The Ancient Greeks believed that no one could step into the same river twice. The Bible insists that everything but God changes and life is but a mist (Psalm 39:5; James 4:14). I look in a mirror and compare my face with an old photo and you can guess what I see. I am changing in front of my own eyes. It became even clearer when I had one eye corrected with surgery. There just is no consistency and no trust in anything or anyone. And the reason is because of constant inconsistencies (James 1:22-25).

The problem that I have is that I am more consistent in what is wrong than in what is right. It is difficult to kick old behavior patterns. Even if they hurt us we persist in them. We also force them on others. It is as if we feel comforted when we make others hurt with us. We call that empathy for misery does love company. We are definitely surrounded by inconsistent miseries. The Psalmist knew about it and cried out, “How long, oh Lord, will this go on” (Psalm 13:1-2)?

It is endurable to live with some fickle people, but it is extremely difficult to survive under a fickle political system. With the stroke of a pen the leader can change the law, endanger a people, order our young people to die for his ideology and whatever else he deems good, for the nation. Only, it is not the nation but his party’s perception.

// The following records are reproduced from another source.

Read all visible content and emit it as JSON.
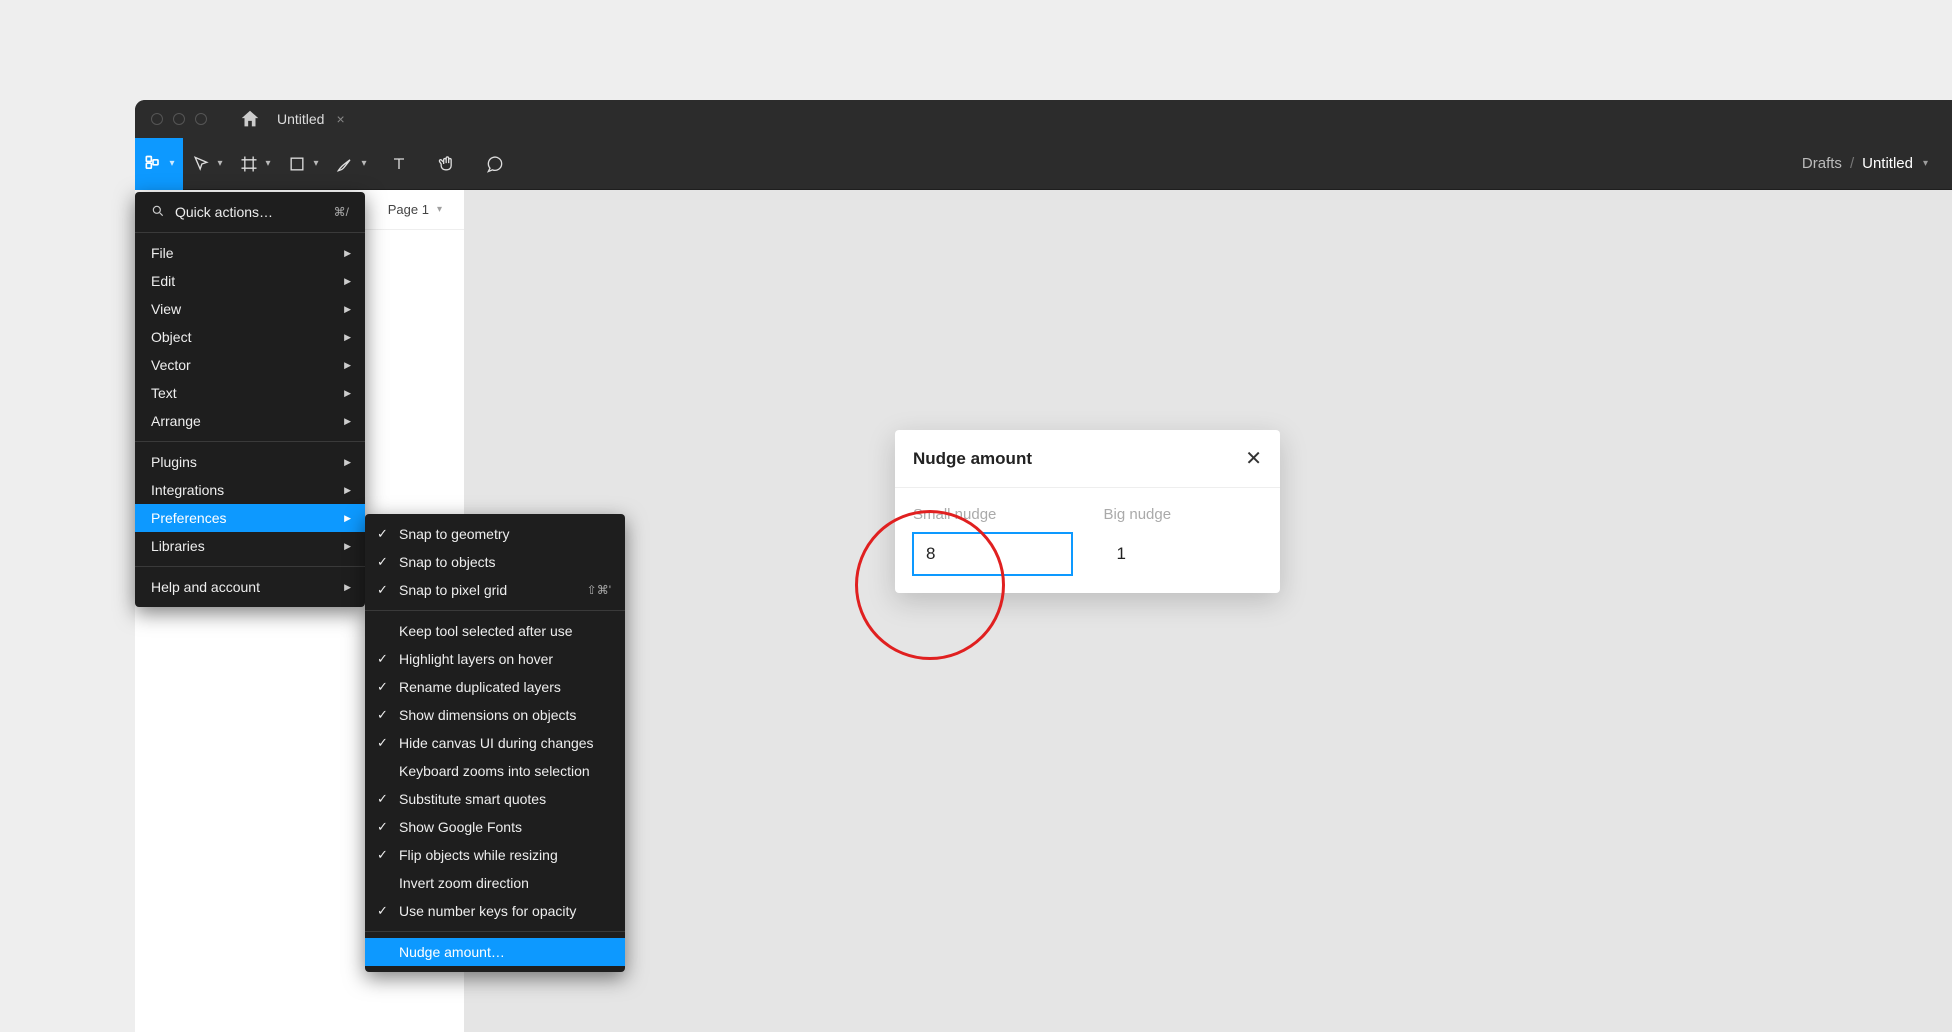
{
  "titlebar": {
    "tab_name": "Untitled"
  },
  "toolbar_right": {
    "location": "Drafts",
    "separator": "/",
    "file_name": "Untitled"
  },
  "left_panel": {
    "page_label": "Page 1"
  },
  "main_menu": {
    "quick_actions": "Quick actions…",
    "quick_shortcut": "⌘/",
    "items_group1": [
      "File",
      "Edit",
      "View",
      "Object",
      "Vector",
      "Text",
      "Arrange"
    ],
    "items_group2": [
      "Plugins",
      "Integrations",
      "Preferences",
      "Libraries"
    ],
    "items_group3": [
      "Help and account"
    ],
    "highlighted": "Preferences"
  },
  "submenu": {
    "group1": [
      {
        "label": "Snap to geometry",
        "checked": true
      },
      {
        "label": "Snap to objects",
        "checked": true
      },
      {
        "label": "Snap to pixel grid",
        "checked": true,
        "shortcut": "⇧⌘'"
      }
    ],
    "group2": [
      {
        "label": "Keep tool selected after use",
        "checked": false
      },
      {
        "label": "Highlight layers on hover",
        "checked": true
      },
      {
        "label": "Rename duplicated layers",
        "checked": true
      },
      {
        "label": "Show dimensions on objects",
        "checked": true
      },
      {
        "label": "Hide canvas UI during changes",
        "checked": true
      },
      {
        "label": "Keyboard zooms into selection",
        "checked": false
      },
      {
        "label": "Substitute smart quotes",
        "checked": true
      },
      {
        "label": "Show Google Fonts",
        "checked": true
      },
      {
        "label": "Flip objects while resizing",
        "checked": true
      },
      {
        "label": "Invert zoom direction",
        "checked": false
      },
      {
        "label": "Use number keys for opacity",
        "checked": true
      }
    ],
    "group3": [
      {
        "label": "Nudge amount…",
        "checked": false,
        "highlight": true
      }
    ]
  },
  "modal": {
    "title": "Nudge amount",
    "small_label": "Small nudge",
    "big_label": "Big nudge",
    "small_value": "8",
    "big_value": "1"
  }
}
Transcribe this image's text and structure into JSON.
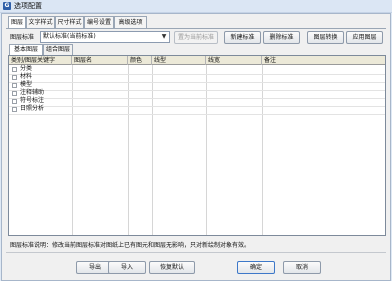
{
  "window": {
    "title": "选项配置",
    "app_icon": "G"
  },
  "tabs": [
    "图层",
    "文字样式",
    "尺寸样式",
    "编号设置",
    "高级选项"
  ],
  "standard": {
    "label": "图层标准",
    "selected": "默认标准(当前标准)",
    "buttons": {
      "set_current": "置为当前标准",
      "new": "新建标准",
      "delete": "删除标准",
      "convert": "图层转换",
      "apply": "应用图层"
    }
  },
  "subtabs": [
    "基本图层",
    "组合图层"
  ],
  "grid": {
    "columns": [
      "类别/图层关键字",
      "图层名",
      "颜色",
      "线型",
      "线宽",
      "备注"
    ],
    "rows": [
      "分类",
      "材料",
      "模型",
      "注释辅助",
      "符号标注",
      "日照分析"
    ]
  },
  "footer": {
    "note": "图层标准说明：修改当前图层标准对图纸上已有图元和图层无影响，只对新绘制对象有效。",
    "buttons": {
      "export": "导出",
      "import": "导入",
      "restore": "恢复默认",
      "ok": "确定",
      "cancel": "取消"
    }
  }
}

Actually, we are witnessing two parties at war over promises they use the voters to achieve. “We the People” are the audience in a political theater or showdown paying for the privilege to watch their performance. Most of the time it is a comedy without a plot. One thousand years BC a Preacher penned these words, “Vanity of vanities, all is vanity,” (Ecclesiastes 1:2).

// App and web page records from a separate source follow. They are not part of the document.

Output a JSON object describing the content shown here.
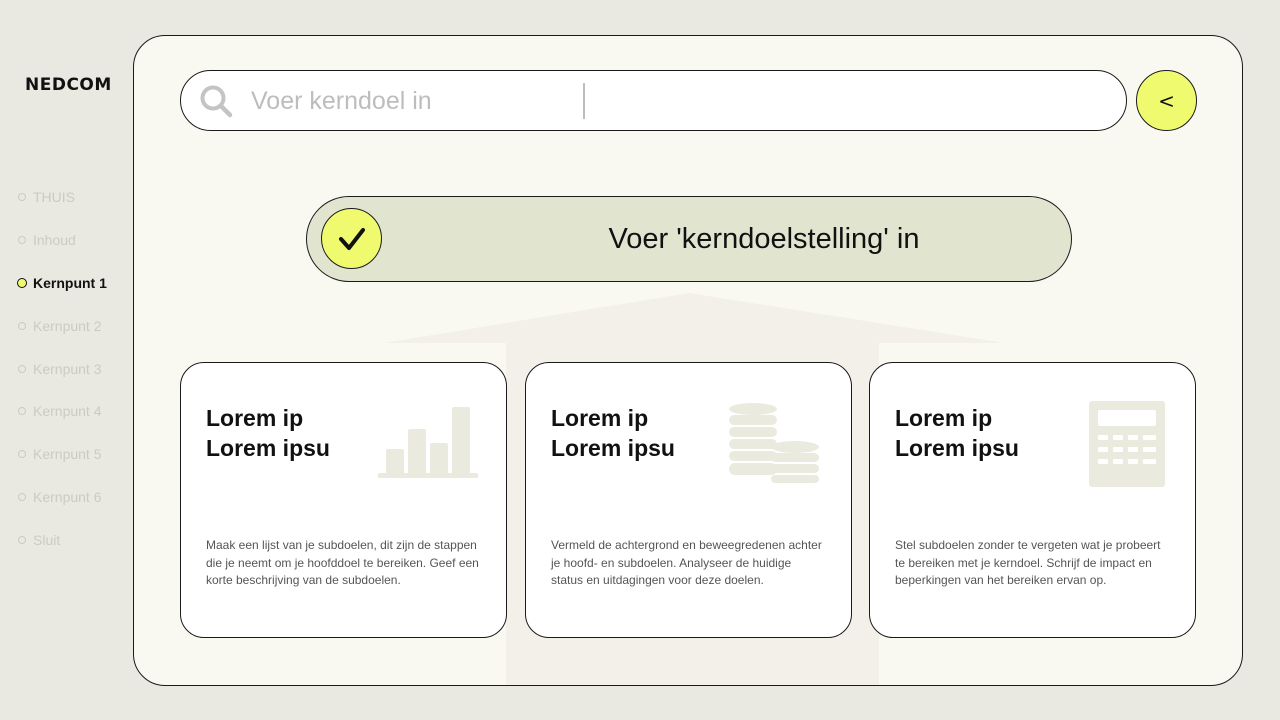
{
  "brand": "NEDCOM",
  "nav": {
    "items": [
      {
        "label": "THUIS",
        "active": false
      },
      {
        "label": "Inhoud",
        "active": false
      },
      {
        "label": "Kernpunt 1",
        "active": true
      },
      {
        "label": "Kernpunt 2",
        "active": false
      },
      {
        "label": "Kernpunt 3",
        "active": false
      },
      {
        "label": "Kernpunt 4",
        "active": false
      },
      {
        "label": "Kernpunt 5",
        "active": false
      },
      {
        "label": "Kernpunt 6",
        "active": false
      },
      {
        "label": "Sluit",
        "active": false
      }
    ]
  },
  "search": {
    "placeholder": "Voer kerndoel in",
    "value": ""
  },
  "back_button": {
    "label": "<"
  },
  "goal": {
    "text": "Voer 'kerndoelstelling' in"
  },
  "cards": [
    {
      "title_line1": "Lorem ip",
      "title_line2": "Lorem ipsu",
      "description": "Maak een lijst van je subdoelen, dit zijn de stappen die je neemt om je hoofddoel te bereiken. Geef een korte beschrijving van de subdoelen.",
      "icon": "bar-chart-icon"
    },
    {
      "title_line1": "Lorem ip",
      "title_line2": "Lorem ipsu",
      "description": "Vermeld de achtergrond en beweegredenen achter je hoofd- en subdoelen. Analyseer de huidige status en uitdagingen voor deze doelen.",
      "icon": "coins-icon"
    },
    {
      "title_line1": "Lorem ip",
      "title_line2": "Lorem ipsu",
      "description": "Stel subdoelen zonder te vergeten wat je probeert te bereiken met je kerndoel. Schrijf de impact en beperkingen van het bereiken ervan op.",
      "icon": "calculator-icon"
    }
  ],
  "colors": {
    "background": "#e9e9e1",
    "panel": "#f9f8f1",
    "accent": "#f0fa6e",
    "goal_bar": "#e1e5d0",
    "muted_icon": "#ebeadf"
  }
}
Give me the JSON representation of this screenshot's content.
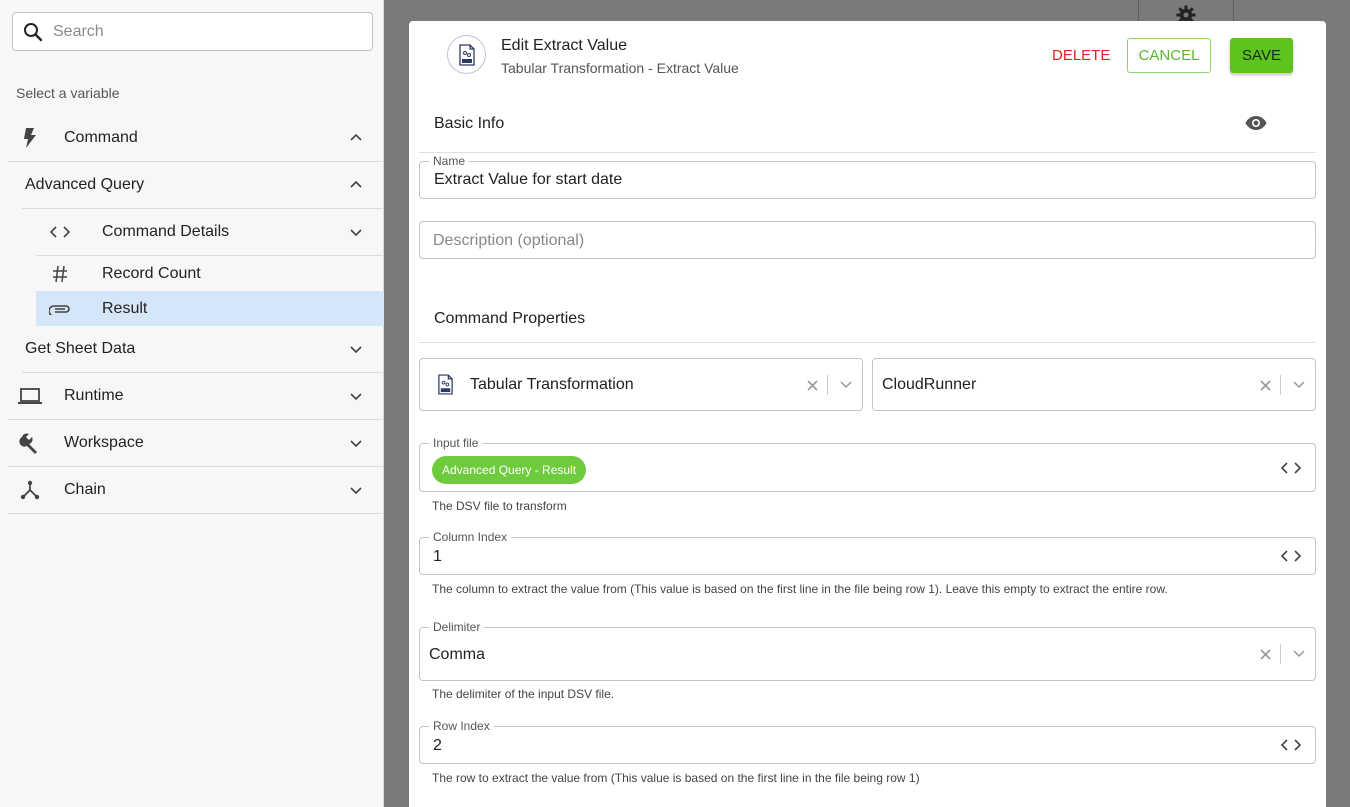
{
  "search": {
    "placeholder": "Search"
  },
  "sidebar": {
    "select_label": "Select a variable",
    "items": {
      "command": "Command",
      "advanced_query": "Advanced Query",
      "command_details": "Command Details",
      "record_count": "Record Count",
      "result": "Result",
      "get_sheet_data": "Get Sheet Data",
      "runtime": "Runtime",
      "workspace": "Workspace",
      "chain": "Chain"
    }
  },
  "modal": {
    "title": "Edit Extract Value",
    "subtitle": "Tabular Transformation - Extract Value",
    "delete_label": "DELETE",
    "cancel_label": "CANCEL",
    "save_label": "SAVE",
    "basic_info": "Basic Info",
    "name": {
      "label": "Name",
      "value": "Extract Value for start date"
    },
    "description": {
      "placeholder": "Description (optional)"
    },
    "command_properties": "Command Properties",
    "command_select": {
      "value": "Tabular Transformation"
    },
    "runner_select": {
      "value": "CloudRunner"
    },
    "input_file": {
      "label": "Input file",
      "chip": "Advanced Query - Result",
      "helper": "The DSV file to transform"
    },
    "column_index": {
      "label": "Column Index",
      "value": "1",
      "helper": "The column to extract the value from (This value is based on the first line in the file being row 1). Leave this empty to extract the entire row."
    },
    "delimiter": {
      "label": "Delimiter",
      "value": "Comma",
      "helper": "The delimiter of the input DSV file."
    },
    "row_index": {
      "label": "Row Index",
      "value": "2",
      "helper": "The row to extract the value from (This value is based on the first line in the file being row 1)"
    }
  },
  "colors": {
    "accent_green": "#5cc31f",
    "delete_red": "#e52222",
    "selected_row": "#d6e6f9"
  }
}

Their performance reminds me of a guest minister at a dinner invitation, he kept on telling the hostess, that he better not eat so much for it may affect his delivery. The hostess, a bit amused, sent her daughter to listen to the preacher. When the girl returned, the mother asked how he did. The girl replied, “He might as well have ate.” There is much eating going on that reminds me of the violation of the Tenth Commandment, “You shall not covet what belongs to someone else” (Exodus 20:17). For the simple reason, if we take away from those that provide for our needs, who then shall supply us with food? The Parable of the Tenants is indicative of what happens when laborers dispose of an owner (Mark 12:1-9). It is noble for a widow to share her two pennies, but how many can be fed? (Mark 12:41-44).